  17. Pergament D, Ilijic K. The legal past, present and future of prenatal genetic testing: professional liability and other legal challenges affecting patient access to services. J Clin Med 2014;3;1437-1465.
  18. Sparrow R. Imposing genetic diversity. Am J Bioeth 2015;15;2-10.
  19. Wertz DC, Fletcher JC, Berg K. World Health Organization Human Genetics Programme; 2003. p. 62.
  20. Pichini A, Shuman C, Sappleton K, Kaufman M, Chitayat D, Babul-Hirji R. Experience with genetic counseling: the adolescent perspective. J Genet Couns 2016;25;583-595.
  21. Hehir-Kwa JY, Claustres M, Hastings RJ, van Ravenswaaij-Arts C, Christenhusz G, Genuardi M, et al. Towards a European consensus for reporting incidental findings during clinical NGS testing. Eur J Hum Genet 2015;23;1601-1606.
  22. Green RC, Berg JS, Grody WW, Kalia SS, Korf BR, Martin CL, et al. ACMG recommendations for reporting of incidental findings in clinical exome and genome sequencing. Genet Med 2013;15;565-574.
  23. Hallowell N, Hall A, Alberg C, Zimmern R. Revealing the results of wholegenome sequencing and whole-exome sequencing in research and clinical investigations: some ethical issues. J Med Ethics 2015;41;317-321.
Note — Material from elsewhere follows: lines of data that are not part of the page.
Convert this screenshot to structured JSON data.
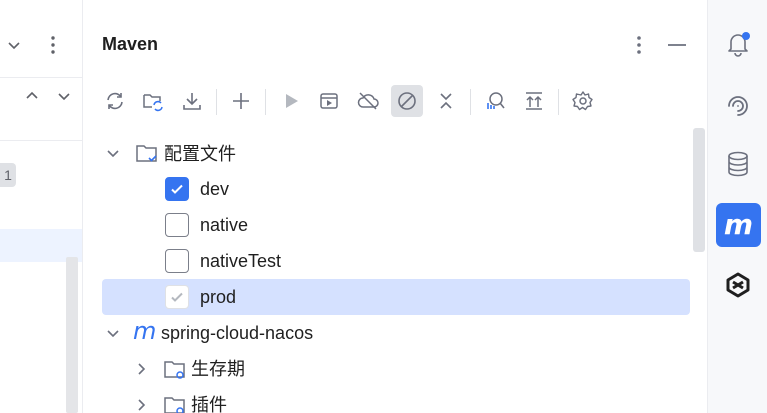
{
  "left_strip": {
    "line_number": "1"
  },
  "panel": {
    "title": "Maven",
    "header_buttons": [
      "more-vertical-icon",
      "minimize-icon"
    ],
    "toolbar": [
      "reload-all-icon",
      "reload-generate-icon",
      "download-icon",
      "add-icon",
      "run-icon",
      "execute-goal-icon",
      "offline-mode-icon",
      "skip-tests-icon",
      "collapse-all-icon",
      "analyze-dependencies-icon",
      "show-dependencies-icon",
      "settings-icon"
    ],
    "toolbar_active": "skip-tests-icon"
  },
  "tree": {
    "profiles_label": "配置文件",
    "profiles": [
      {
        "label": "dev",
        "checked": true
      },
      {
        "label": "native",
        "checked": false
      },
      {
        "label": "nativeTest",
        "checked": false
      },
      {
        "label": "prod",
        "checked": true,
        "disabled": true,
        "selected": true
      }
    ],
    "project_label": "spring-cloud-nacos",
    "project_icon_letter": "m",
    "children": [
      {
        "label": "生存期"
      },
      {
        "label": "插件"
      }
    ]
  },
  "right_strip": {
    "tools": [
      "notifications-icon",
      "ai-assistant-icon",
      "database-icon",
      "maven-icon",
      "app-logo-icon"
    ],
    "active": "maven-icon",
    "maven_letter": "m",
    "accent": "#3574f0"
  }
}
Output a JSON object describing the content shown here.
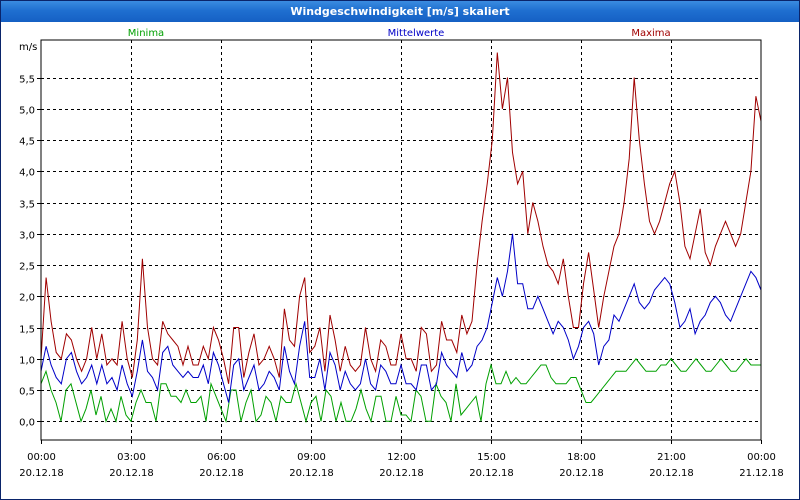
{
  "window": {
    "title": "Windgeschwindigkeit [m/s] skaliert"
  },
  "chart_data": {
    "type": "line",
    "title": "Windgeschwindigkeit [m/s] skaliert",
    "ylabel": "m/s",
    "xlabel": "",
    "ylim": [
      -0.3,
      6.1
    ],
    "xlim_hours": [
      0,
      24
    ],
    "grid": true,
    "legend_placement": "top",
    "y_ticks": [
      "0,0",
      "0,5",
      "1,0",
      "1,5",
      "2,0",
      "2,5",
      "3,0",
      "3,5",
      "4,0",
      "4,5",
      "5,0",
      "5,5"
    ],
    "x_ticks": [
      {
        "time": "00:00",
        "date": "20.12.18"
      },
      {
        "time": "03:00",
        "date": "20.12.18"
      },
      {
        "time": "06:00",
        "date": "20.12.18"
      },
      {
        "time": "09:00",
        "date": "20.12.18"
      },
      {
        "time": "12:00",
        "date": "20.12.18"
      },
      {
        "time": "15:00",
        "date": "20.12.18"
      },
      {
        "time": "18:00",
        "date": "20.12.18"
      },
      {
        "time": "21:00",
        "date": "20.12.18"
      },
      {
        "time": "00:00",
        "date": "21.12.18"
      }
    ],
    "series": [
      {
        "name": "Minima",
        "color": "#00a000",
        "values": [
          0.6,
          0.8,
          0.5,
          0.3,
          0.0,
          0.5,
          0.6,
          0.3,
          0.0,
          0.2,
          0.5,
          0.1,
          0.4,
          0.0,
          0.2,
          0.0,
          0.4,
          0.1,
          0.0,
          0.3,
          0.5,
          0.3,
          0.3,
          0.0,
          0.6,
          0.6,
          0.4,
          0.4,
          0.3,
          0.5,
          0.3,
          0.3,
          0.4,
          0.0,
          0.6,
          0.4,
          0.2,
          0.0,
          0.5,
          0.5,
          0.0,
          0.3,
          0.5,
          0.0,
          0.1,
          0.4,
          0.3,
          0.0,
          0.4,
          0.3,
          0.3,
          0.6,
          0.3,
          0.0,
          0.3,
          0.4,
          0.0,
          0.5,
          0.4,
          0.0,
          0.3,
          0.0,
          0.0,
          0.2,
          0.5,
          0.2,
          0.0,
          0.4,
          0.4,
          0.0,
          0.0,
          0.4,
          0.1,
          0.1,
          0.0,
          0.5,
          0.4,
          0.0,
          0.0,
          0.6,
          0.4,
          0.3,
          0.0,
          0.6,
          0.1,
          0.2,
          0.3,
          0.4,
          0.0,
          0.6,
          0.9,
          0.6,
          0.6,
          0.8,
          0.6,
          0.7,
          0.6,
          0.6,
          0.7,
          0.8,
          0.9,
          0.9,
          0.7,
          0.6,
          0.6,
          0.6,
          0.7,
          0.7,
          0.5,
          0.3,
          0.3,
          0.4,
          0.5,
          0.6,
          0.7,
          0.8,
          0.8,
          0.8,
          0.9,
          1.0,
          0.9,
          0.8,
          0.8,
          0.8,
          0.9,
          0.9,
          1.0,
          0.9,
          0.8,
          0.8,
          0.9,
          1.0,
          0.9,
          0.8,
          0.8,
          0.9,
          1.0,
          0.9,
          0.8,
          0.8,
          0.9,
          1.0,
          0.9,
          0.9,
          0.9
        ]
      },
      {
        "name": "Mittelwerte",
        "color": "#0000c8",
        "values": [
          0.8,
          1.2,
          0.9,
          0.7,
          0.6,
          1.0,
          1.1,
          0.8,
          0.6,
          0.7,
          0.9,
          0.6,
          0.9,
          0.6,
          0.7,
          0.5,
          0.9,
          0.6,
          0.4,
          0.8,
          1.3,
          0.8,
          0.7,
          0.5,
          1.1,
          1.2,
          0.9,
          0.8,
          0.7,
          0.8,
          0.7,
          0.7,
          0.9,
          0.6,
          1.1,
          0.9,
          0.6,
          0.3,
          0.9,
          1.0,
          0.5,
          0.7,
          0.9,
          0.5,
          0.6,
          0.8,
          0.7,
          0.5,
          1.2,
          0.8,
          0.6,
          1.2,
          1.6,
          0.7,
          0.7,
          1.0,
          0.5,
          1.1,
          0.9,
          0.5,
          0.8,
          0.6,
          0.5,
          0.6,
          1.0,
          0.6,
          0.5,
          0.9,
          0.8,
          0.6,
          0.6,
          0.9,
          0.6,
          0.6,
          0.5,
          0.9,
          0.9,
          0.5,
          0.6,
          1.1,
          0.9,
          0.8,
          0.7,
          1.1,
          0.8,
          0.9,
          1.2,
          1.3,
          1.5,
          1.9,
          2.3,
          2.0,
          2.4,
          3.0,
          2.2,
          2.2,
          1.8,
          1.8,
          2.0,
          1.8,
          1.6,
          1.4,
          1.6,
          1.5,
          1.3,
          1.0,
          1.2,
          1.5,
          1.6,
          1.4,
          0.9,
          1.2,
          1.3,
          1.7,
          1.6,
          1.8,
          2.0,
          2.2,
          1.9,
          1.8,
          1.9,
          2.1,
          2.2,
          2.3,
          2.2,
          1.9,
          1.5,
          1.6,
          1.8,
          1.4,
          1.6,
          1.7,
          1.9,
          2.0,
          1.9,
          1.7,
          1.6,
          1.8,
          2.0,
          2.2,
          2.4,
          2.3,
          2.1
        ]
      },
      {
        "name": "Maxima",
        "color": "#a00000",
        "values": [
          1.0,
          2.3,
          1.6,
          1.1,
          1.0,
          1.4,
          1.3,
          1.0,
          0.8,
          1.0,
          1.5,
          1.0,
          1.4,
          0.9,
          1.0,
          0.9,
          1.6,
          1.0,
          0.7,
          1.3,
          2.6,
          1.5,
          1.0,
          0.9,
          1.6,
          1.4,
          1.3,
          1.2,
          0.9,
          1.2,
          0.9,
          0.9,
          1.2,
          1.0,
          1.5,
          1.3,
          1.0,
          0.6,
          1.5,
          1.5,
          0.7,
          1.1,
          1.4,
          0.9,
          1.0,
          1.2,
          1.0,
          0.7,
          1.8,
          1.3,
          1.2,
          2.0,
          2.3,
          1.1,
          1.2,
          1.5,
          0.8,
          1.7,
          1.3,
          0.8,
          1.2,
          0.9,
          0.8,
          0.9,
          1.5,
          1.0,
          0.8,
          1.3,
          1.2,
          0.9,
          0.9,
          1.4,
          1.0,
          1.0,
          0.8,
          1.5,
          1.4,
          0.8,
          0.9,
          1.6,
          1.3,
          1.3,
          1.1,
          1.7,
          1.4,
          1.6,
          2.5,
          3.2,
          3.8,
          4.5,
          5.9,
          5.0,
          5.5,
          4.3,
          3.8,
          4.0,
          3.0,
          3.5,
          3.2,
          2.8,
          2.5,
          2.4,
          2.2,
          2.6,
          2.0,
          1.5,
          1.5,
          2.2,
          2.7,
          2.1,
          1.5,
          2.0,
          2.4,
          2.8,
          3.0,
          3.5,
          4.2,
          5.5,
          4.5,
          3.8,
          3.2,
          3.0,
          3.2,
          3.5,
          3.8,
          4.0,
          3.5,
          2.8,
          2.6,
          3.0,
          3.4,
          2.7,
          2.5,
          2.8,
          3.0,
          3.2,
          3.0,
          2.8,
          3.0,
          3.5,
          4.0,
          5.2,
          4.8
        ]
      }
    ]
  }
}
  24. Laurino MY, Leppig KA, Abad PJ, Cham B, Chu YWY, Kejriwal S, et al. A report on ten Asia Pacific countries on current status and future directions of the genetic counseling profession: the establishment of the Professional Society of Genetic Counselors in Asia. J Genet Couns 2017;;1-12.